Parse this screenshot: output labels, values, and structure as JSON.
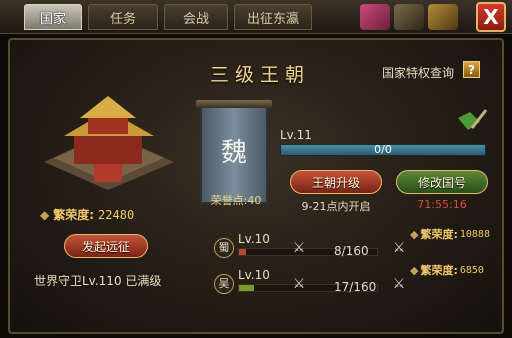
{
  "tabs": [
    {
      "label": "国家",
      "active": true
    },
    {
      "label": "任务",
      "active": false
    },
    {
      "label": "会战",
      "active": false
    },
    {
      "label": "出征东瀛",
      "active": false
    }
  ],
  "close_label": "X",
  "dynasty": {
    "title": "三级王朝"
  },
  "privilege": {
    "label": "国家特权查询",
    "help_label": "?"
  },
  "kingdom": {
    "name": "魏",
    "honor": "荣誉点:40",
    "level": "Lv.11",
    "progress": "0/0",
    "progress_fraction": 0,
    "prosperity_label": "繁荣度:",
    "prosperity_value": "22480"
  },
  "actions": {
    "upgrade_label": "王朝升级",
    "upgrade_note": "9-21点内开启",
    "rename_label": "修改国号",
    "rename_countdown": "71:55:16",
    "expedition_label": "发起远征"
  },
  "guard": {
    "text": "世界守卫Lv.110  已满级"
  },
  "rivals": [
    {
      "name": "蜀",
      "level": "Lv.10",
      "count": "8/160",
      "fraction": 0.05,
      "color": "#b44a2a",
      "prosperity_label": "繁荣度:",
      "prosperity_value": "10888"
    },
    {
      "name": "吴",
      "level": "Lv.10",
      "count": "17/160",
      "fraction": 0.106,
      "color": "#7a9a2a",
      "prosperity_label": "繁荣度:",
      "prosperity_value": "6850"
    }
  ],
  "colors": {
    "gold": "#f2c96a",
    "countdown_red": "#e04a3a",
    "progress_blue": "#4d8fa8"
  }
}
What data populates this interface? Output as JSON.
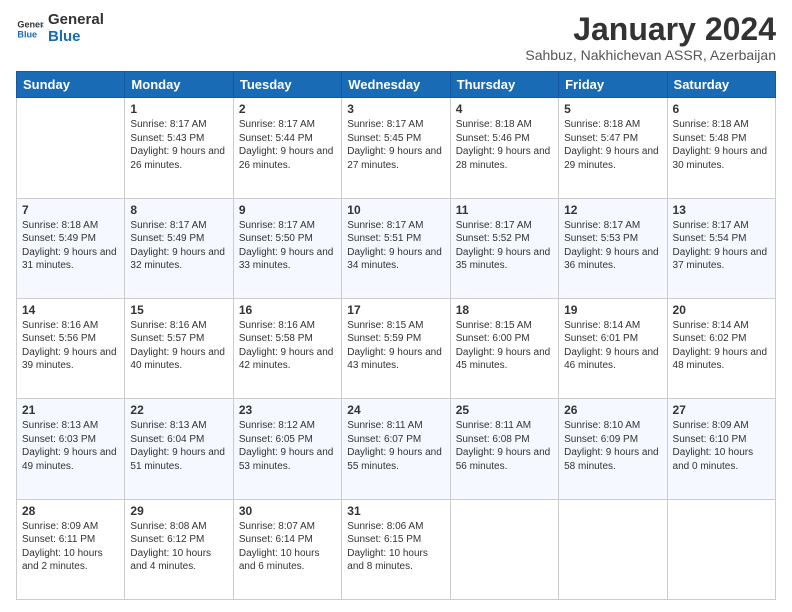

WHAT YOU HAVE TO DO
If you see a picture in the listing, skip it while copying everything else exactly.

YOUR SOLUTION
Parse this screenshot: output labels, values, and structure as JSON.
{
  "tabs": [
    {
      "label": "国家",
      "active": true
    },
    {
      "label": "任务",
      "active": false
    },
    {
      "label": "会战",
      "active": false
    },
    {
      "label": "出征东瀛",
      "active": false
    }
  ],
  "close_label": "X",
  "dynasty": {
    "title": "三级王朝"
  },
  "privilege": {
    "label": "国家特权查询",
    "help_label": "?"
  },
  "kingdom": {
    "name": "魏",
    "honor": "荣誉点:40",
    "level": "Lv.11",
    "progress": "0/0",
    "progress_fraction": 0,
    "prosperity_label": "繁荣度:",
    "prosperity_value": "22480"
  },
  "actions": {
    "upgrade_label": "王朝升级",
    "upgrade_note": "9-21点内开启",
    "rename_label": "修改国号",
    "rename_countdown": "71:55:16",
    "expedition_label": "发起远征"
  },
  "guard": {
    "text": "世界守卫Lv.110  已满级"
  },
  "rivals": [
    {
      "name": "蜀",
      "level": "Lv.10",
      "count": "8/160",
      "fraction": 0.05,
      "color": "#b44a2a",
      "prosperity_label": "繁荣度:",
      "prosperity_value": "10888"
    },
    {
      "name": "吴",
      "level": "Lv.10",
      "count": "17/160",
      "fraction": 0.106,
      "color": "#7a9a2a",
      "prosperity_label": "繁荣度:",
      "prosperity_value": "6850"
    }
  ],
  "colors": {
    "gold": "#f2c96a",
    "countdown_red": "#e04a3a",
    "progress_blue": "#4d8fa8"
  }
}
What data populates this interface? Output as JSON.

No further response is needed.